Somehow, I measured out dry ingredients from Jo Cooks and the wet ingredients from Damn Delicious. More backstory: I always measure out dry ingredients first even if the recipe puts them last (or god forbid doesn’t tell you to whisk the salt/baking powder/baking soda with the flour). This is how I ensure that I always get all of the leavening agents into the recipe. I started doing this after I forgot to put salt in a pound cake and felt nothing but sheer devastation at the loss of that poundcake.
Time to Problem Solve
So then I looked at the Jo Cook’s recipe again, and low and behold, that recipe only called for 1 cup of apple cider. Then I looked at the 3 cups of apple cider simmering on the stove. It was decision time, folks. I grabbed a sheet of paper and did a side by side comparison of the ingredients and quantities, and came up with a plan.
I kept the dry measurements from Jo Cooks, then I added a half cup of flour, because everything seemed too wet. The addition of the brown sugar from Damn Delicious, seemed like a good call, so it stayed. Finally, I had to let the buttermilk go. The whole reason I picked the Jo Cooks recipe to begin with, but I knew the batter would be way too wet to keep it and all of the cider.
The resulting dough was SO sticky. I ended up kneading extra flour into dough and then dividing the dough in half and freezing it for 15-20 minutes just to be able to cut them out. In summary, this was a hot mess up until the point when I started frying them.

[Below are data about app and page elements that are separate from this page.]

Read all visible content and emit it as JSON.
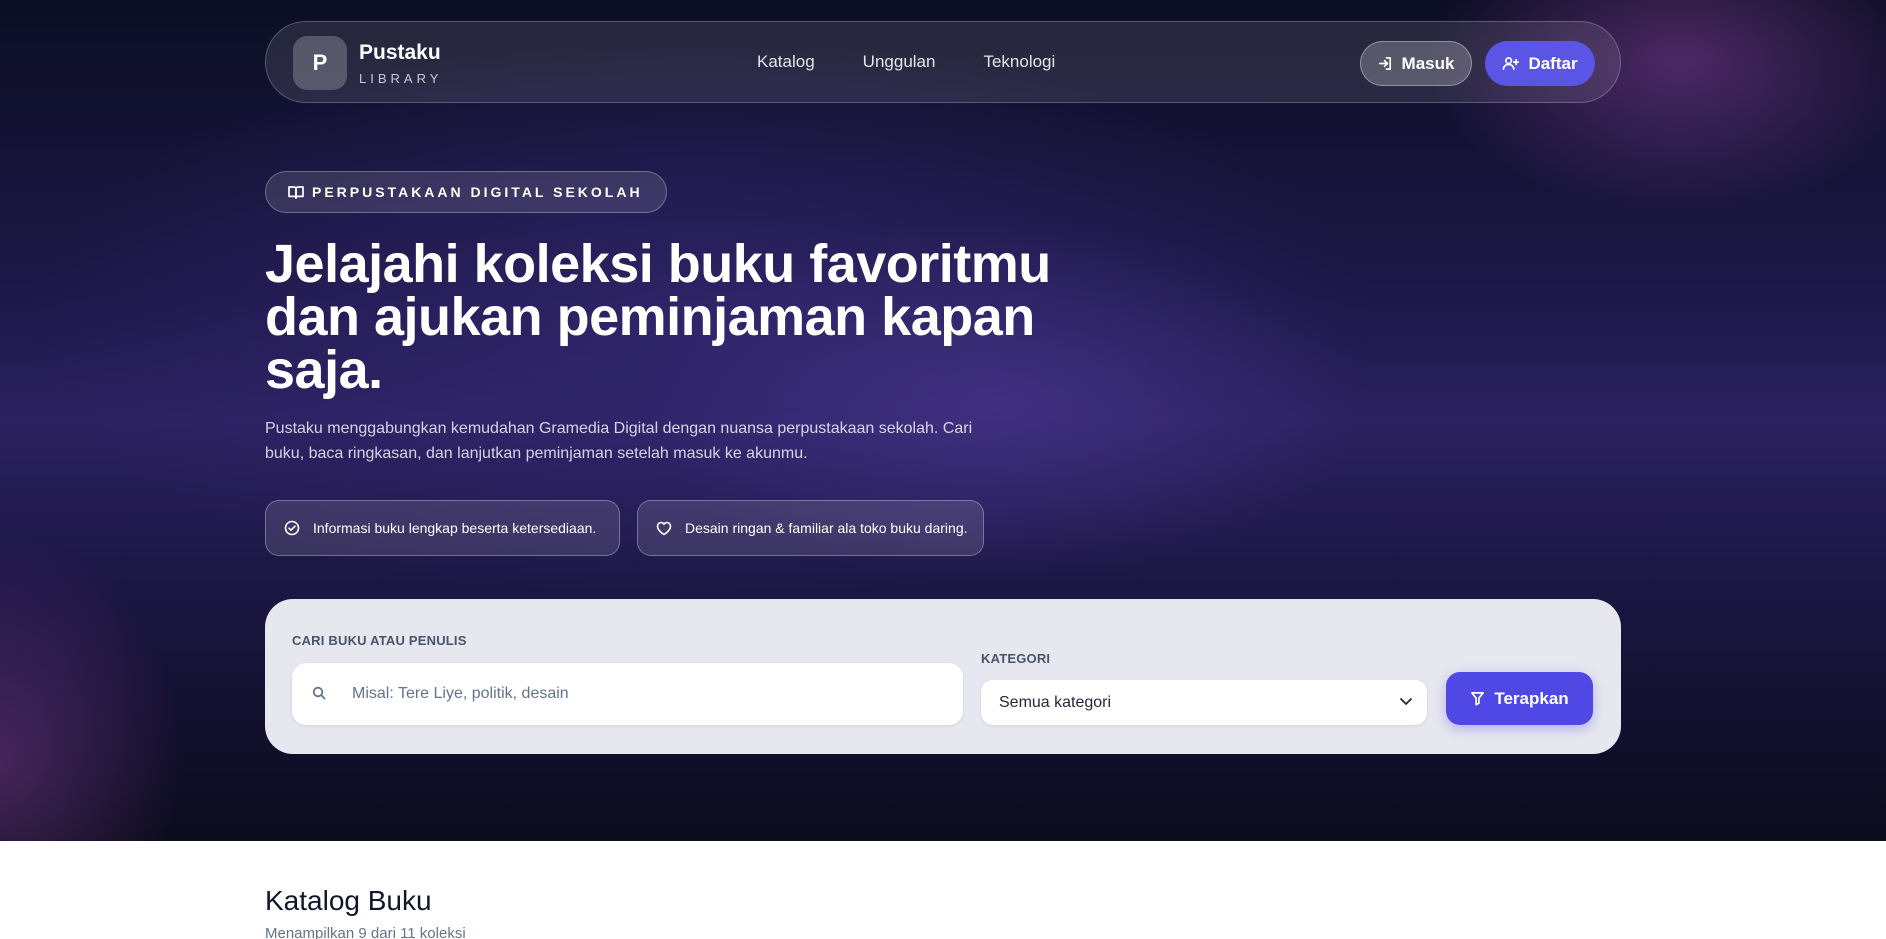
{
  "brand": {
    "initial": "P",
    "name": "Pustaku",
    "subtitle": "LIBRARY"
  },
  "nav": {
    "links": [
      "Katalog",
      "Unggulan",
      "Teknologi"
    ]
  },
  "auth": {
    "login_label": "Masuk",
    "register_label": "Daftar"
  },
  "hero": {
    "badge": "PERPUSTAKAAN DIGITAL SEKOLAH",
    "title": "Jelajahi koleksi buku favoritmu dan ajukan peminjaman kapan saja.",
    "description": "Pustaku menggabungkan kemudahan Gramedia Digital dengan nuansa perpustakaan sekolah. Cari buku, baca ringkasan, dan lanjutkan peminjaman setelah masuk ke akunmu.",
    "features": [
      {
        "icon": "check-circle-icon",
        "text": "Informasi buku lengkap beserta ketersediaan."
      },
      {
        "icon": "heart-icon",
        "text": "Desain ringan & familiar ala toko buku daring."
      }
    ]
  },
  "search": {
    "label": "CARI BUKU ATAU PENULIS",
    "placeholder": "Misal: Tere Liye, politik, desain",
    "value": "",
    "category_label": "KATEGORI",
    "category_selected": "Semua kategori",
    "apply_label": "Terapkan"
  },
  "catalog": {
    "title": "Katalog Buku",
    "subtitle": "Menampilkan 9 dari 11 koleksi"
  },
  "colors": {
    "accent": "#5b55e6",
    "apply_button": "#5048e5",
    "hero_dark": "#0c0e24",
    "hero_mid": "#2b2160",
    "panel": "#e7e7ef"
  }
}
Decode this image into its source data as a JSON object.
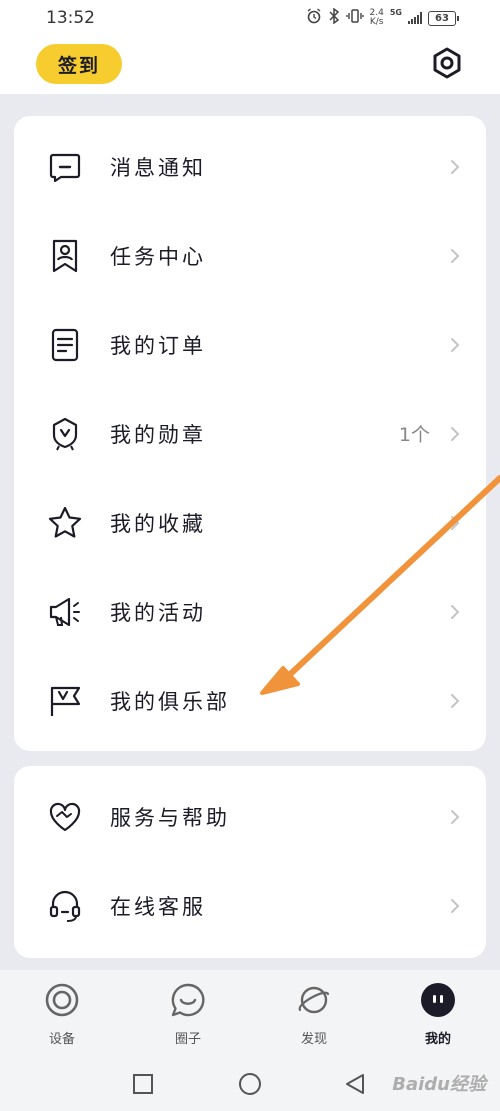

Are they as good as the SkyTop version? Hell No. We are lucky they came out at all! I honestly had the lowest expectations– but then my daughter, who only eats doughnuts with chocolate icing and sprinkles, inhaled a whole doughnut and gave me a thumbs up! This is a low bar, but in many ways still a triumph.Print
Homemade apple cider doughnuts filled with cinnamon, spice and everything nice.
- 3 cups apple cider
- 1 cup granulated sugar
- 4 ½ tsp cinnamon, divided
- 4 cups all purpose flour
- ⅔ cup light brown sugar
- 1 tablespoon baking powder
- 1 tsp baking soda
- 1 tsp salt
- ½ tsp nutmeg
- 5tbs melted butter
- 2 eggs
- Vegetable oil
- In a medium saucepan bring apple cider to a boil. Reduce heat to a simmer and let cider reduce down to 1 cup, about 15-20 minutes. Remove from heat and let cool.
- In a medium bowl stir together 1 cup of granulated sugar and 2 ½ teaspoons cinnamon. Set aside.
- In the bowl of a stand mixer fitted with the paddle attachment, combine the flour, baking powder, salt, baking soda, brown sugar, 2 teaspoons cinnamon and nutmeg.
- With the mixer running on low speed, pour in the apple cider, melted butter and 2 eggs. Mix until completely combined. The dough will be very sticky.
- Scrape the dough into a smaller container with a lid and refrigerate for at least one hour. The longer the better.
- Spray your work surface with cooking spray and heavily dust the work surface with flour. Turn out half the dough on the counter top. Put the remaining dough back in the refrigerator. If the dough still feels very sticky sprinkle the top with flour and knead it a couple of times to incorporate the flour. If that doesn’t work, pat the dough into a disk and wrap the dough in plastic wrap and freeze for 15 to 20 minutes.
- Fix a heavy bottom pot with a candy thermometer and fill with 2-3 inches of oil. Heat the oil to 375ºF.
- Gently roll the dough out into ¾ inch thickness and cut out using a 2 1/2 inch doughnut cutter.
- Carefully drop the doughnuts into the oil. They will initially sink to the bottom of the pot, but will float to the top after a few seconds. Allow the doughnuts to cook on each side for 75 seconds, before flipping for another 75 seconds. Remove from the oil and place briefly on a wire rack. While the doughnut is still warm, dip it in the cinnamon sugar mixture to coat the entire doughnut.
- Serve warm.
Keywords: Apple Cider Doughnuts
So next time, I’ll try to follow one recipe. Maybe I will close all of those tabs. Yeah, probably not.